▶ Task to carry out
Your job is to report every line of the entries that has "passback".

▶ Provided records
━━━━━━━━
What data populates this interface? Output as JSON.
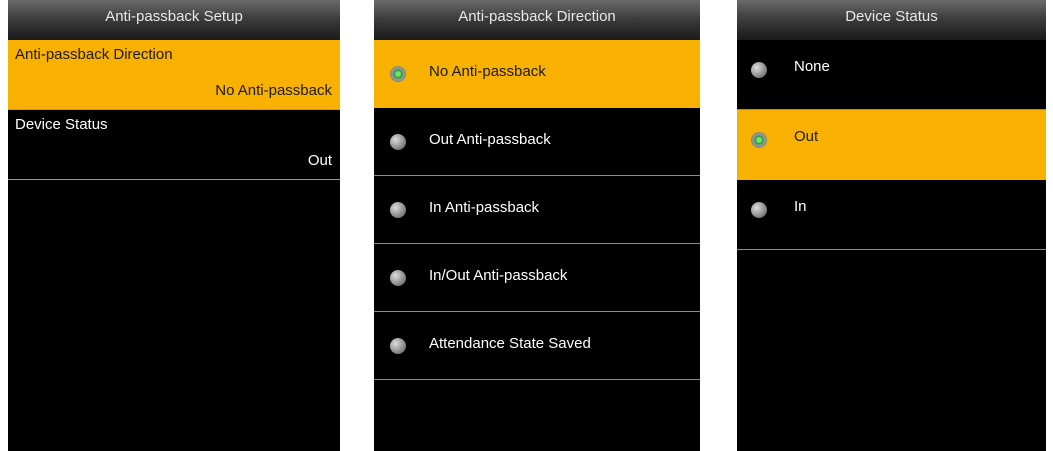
{
  "screen1": {
    "title": "Anti-passback Setup",
    "items": [
      {
        "name": "Anti-passback Direction",
        "value": "No Anti-passback",
        "selected": true
      },
      {
        "name": "Device Status",
        "value": "Out",
        "selected": false
      }
    ]
  },
  "screen2": {
    "title": "Anti-passback Direction",
    "options": [
      {
        "label": "No Anti-passback",
        "checked": true
      },
      {
        "label": "Out Anti-passback",
        "checked": false
      },
      {
        "label": "In Anti-passback",
        "checked": false
      },
      {
        "label": "In/Out Anti-passback",
        "checked": false
      },
      {
        "label": "Attendance State Saved",
        "checked": false
      }
    ]
  },
  "screen3": {
    "title": "Device Status",
    "options": [
      {
        "label": "None",
        "checked": false
      },
      {
        "label": "Out",
        "checked": true
      },
      {
        "label": "In",
        "checked": false
      }
    ]
  },
  "colors": {
    "highlight": "#f9b100",
    "background": "#000000",
    "radio_on": "#3cc43c"
  },
  "icons": {
    "radio_on": "radio-selected-icon",
    "radio_off": "radio-unselected-icon"
  }
}
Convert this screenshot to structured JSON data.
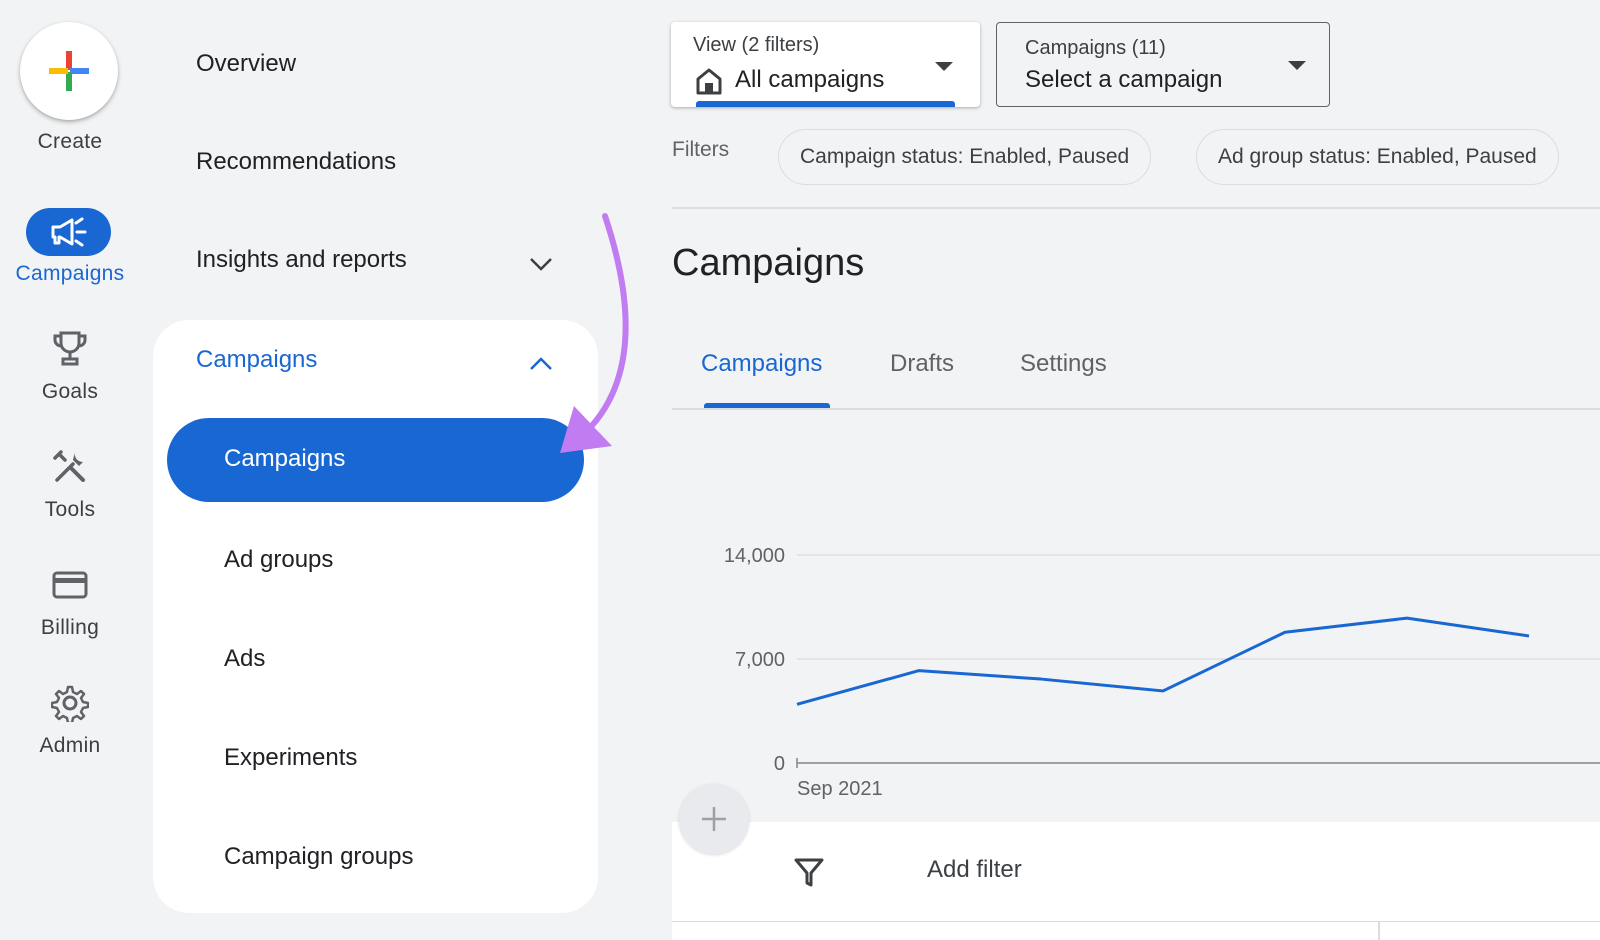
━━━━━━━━
▶ Answer space
    "title": "Anti-passback Setup",
        "name": "Anti-passback Direction",
        "value": "No Anti-passback",
    "title": "Anti-passback Direction",
        "label": "No Anti-passback",
        "label": "Out Anti-passback",
        "label": "In Anti-passback",
        "label": "In/Out Anti-passback",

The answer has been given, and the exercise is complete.